▶ **Directions for this task**: Your task is to reproduce the listing exactly, without its images.

▶ **Records provided**:
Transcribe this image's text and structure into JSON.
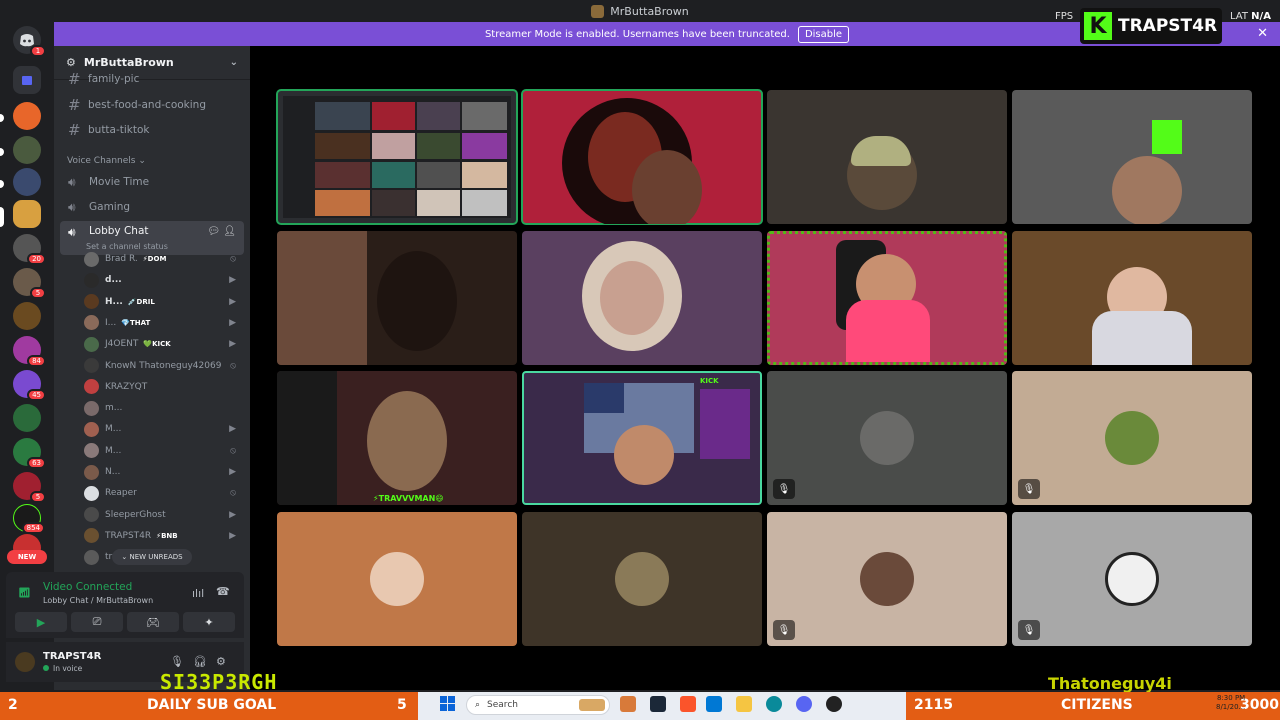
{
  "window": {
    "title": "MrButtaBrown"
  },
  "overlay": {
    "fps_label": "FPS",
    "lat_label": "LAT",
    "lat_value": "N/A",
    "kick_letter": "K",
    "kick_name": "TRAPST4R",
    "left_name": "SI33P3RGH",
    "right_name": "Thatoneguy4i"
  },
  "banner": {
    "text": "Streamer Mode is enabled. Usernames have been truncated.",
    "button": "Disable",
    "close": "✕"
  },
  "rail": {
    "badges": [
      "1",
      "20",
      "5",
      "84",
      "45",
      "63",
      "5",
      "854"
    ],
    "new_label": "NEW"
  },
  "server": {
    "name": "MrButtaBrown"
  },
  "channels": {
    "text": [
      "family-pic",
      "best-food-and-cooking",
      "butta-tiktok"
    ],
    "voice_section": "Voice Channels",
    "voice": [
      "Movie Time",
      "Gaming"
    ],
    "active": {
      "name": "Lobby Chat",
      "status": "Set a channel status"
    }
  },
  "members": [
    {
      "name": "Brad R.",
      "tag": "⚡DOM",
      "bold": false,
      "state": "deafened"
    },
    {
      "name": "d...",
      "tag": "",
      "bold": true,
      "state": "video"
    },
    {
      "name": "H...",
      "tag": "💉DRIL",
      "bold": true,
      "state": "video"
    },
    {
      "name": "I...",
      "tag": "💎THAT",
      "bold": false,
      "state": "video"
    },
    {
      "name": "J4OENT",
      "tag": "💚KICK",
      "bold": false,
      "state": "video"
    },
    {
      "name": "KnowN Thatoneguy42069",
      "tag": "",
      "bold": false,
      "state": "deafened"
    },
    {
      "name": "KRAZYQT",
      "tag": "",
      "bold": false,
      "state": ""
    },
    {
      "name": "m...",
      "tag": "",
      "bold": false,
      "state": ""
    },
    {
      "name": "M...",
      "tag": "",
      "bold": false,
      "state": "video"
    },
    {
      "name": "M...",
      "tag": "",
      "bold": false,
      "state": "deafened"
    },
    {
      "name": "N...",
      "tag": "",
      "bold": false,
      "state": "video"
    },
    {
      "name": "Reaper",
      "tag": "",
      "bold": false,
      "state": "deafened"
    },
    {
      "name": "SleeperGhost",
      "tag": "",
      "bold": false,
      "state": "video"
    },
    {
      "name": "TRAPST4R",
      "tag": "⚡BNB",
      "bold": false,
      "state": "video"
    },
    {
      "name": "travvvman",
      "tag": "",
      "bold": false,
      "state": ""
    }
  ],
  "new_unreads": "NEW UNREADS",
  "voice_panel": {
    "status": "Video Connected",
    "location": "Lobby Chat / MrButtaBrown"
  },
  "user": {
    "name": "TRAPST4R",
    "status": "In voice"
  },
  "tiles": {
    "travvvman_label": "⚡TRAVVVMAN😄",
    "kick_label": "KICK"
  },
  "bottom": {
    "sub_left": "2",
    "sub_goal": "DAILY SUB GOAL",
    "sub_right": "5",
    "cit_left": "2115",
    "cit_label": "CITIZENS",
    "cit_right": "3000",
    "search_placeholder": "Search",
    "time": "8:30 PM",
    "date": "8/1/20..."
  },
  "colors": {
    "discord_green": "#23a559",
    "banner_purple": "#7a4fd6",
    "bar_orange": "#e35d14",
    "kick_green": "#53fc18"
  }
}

▶ **Solution**:
Transcribe this image's text and structure into JSON.
{
  "window": {
    "title": "MrButtaBrown"
  },
  "overlay": {
    "fps_label": "FPS",
    "lat_label": "LAT",
    "lat_value": "N/A",
    "kick_letter": "K",
    "kick_name": "TRAPST4R",
    "left_name": "SI33P3RGH",
    "right_name": "Thatoneguy4i"
  },
  "banner": {
    "text": "Streamer Mode is enabled. Usernames have been truncated.",
    "button": "Disable",
    "close": "✕"
  },
  "rail": {
    "badges": [
      "1",
      "20",
      "5",
      "84",
      "45",
      "63",
      "5",
      "854"
    ],
    "new_label": "NEW"
  },
  "server": {
    "name": "MrButtaBrown"
  },
  "channels": {
    "text": [
      "family-pic",
      "best-food-and-cooking",
      "butta-tiktok"
    ],
    "voice_section": "Voice Channels",
    "voice": [
      "Movie Time",
      "Gaming"
    ],
    "active": {
      "name": "Lobby Chat",
      "status": "Set a channel status"
    }
  },
  "members": [
    {
      "name": "Brad R.",
      "tag": "⚡DOM",
      "bold": false,
      "state": "deafened"
    },
    {
      "name": "d...",
      "tag": "",
      "bold": true,
      "state": "video"
    },
    {
      "name": "H...",
      "tag": "💉DRIL",
      "bold": true,
      "state": "video"
    },
    {
      "name": "I...",
      "tag": "💎THAT",
      "bold": false,
      "state": "video"
    },
    {
      "name": "J4OENT",
      "tag": "💚KICK",
      "bold": false,
      "state": "video"
    },
    {
      "name": "KnowN Thatoneguy42069",
      "tag": "",
      "bold": false,
      "state": "deafened"
    },
    {
      "name": "KRAZYQT",
      "tag": "",
      "bold": false,
      "state": ""
    },
    {
      "name": "m...",
      "tag": "",
      "bold": false,
      "state": ""
    },
    {
      "name": "M...",
      "tag": "",
      "bold": false,
      "state": "video"
    },
    {
      "name": "M...",
      "tag": "",
      "bold": false,
      "state": "deafened"
    },
    {
      "name": "N...",
      "tag": "",
      "bold": false,
      "state": "video"
    },
    {
      "name": "Reaper",
      "tag": "",
      "bold": false,
      "state": "deafened"
    },
    {
      "name": "SleeperGhost",
      "tag": "",
      "bold": false,
      "state": "video"
    },
    {
      "name": "TRAPST4R",
      "tag": "⚡BNB",
      "bold": false,
      "state": "video"
    },
    {
      "name": "travvvman",
      "tag": "",
      "bold": false,
      "state": ""
    }
  ],
  "new_unreads": "NEW UNREADS",
  "voice_panel": {
    "status": "Video Connected",
    "location": "Lobby Chat / MrButtaBrown"
  },
  "user": {
    "name": "TRAPST4R",
    "status": "In voice"
  },
  "tiles": {
    "travvvman_label": "⚡TRAVVVMAN😄",
    "kick_label": "KICK"
  },
  "bottom": {
    "sub_left": "2",
    "sub_goal": "DAILY SUB GOAL",
    "sub_right": "5",
    "cit_left": "2115",
    "cit_label": "CITIZENS",
    "cit_right": "3000",
    "search_placeholder": "Search",
    "time": "8:30 PM",
    "date": "8/1/20..."
  },
  "colors": {
    "discord_green": "#23a559",
    "banner_purple": "#7a4fd6",
    "bar_orange": "#e35d14",
    "kick_green": "#53fc18"
  }
}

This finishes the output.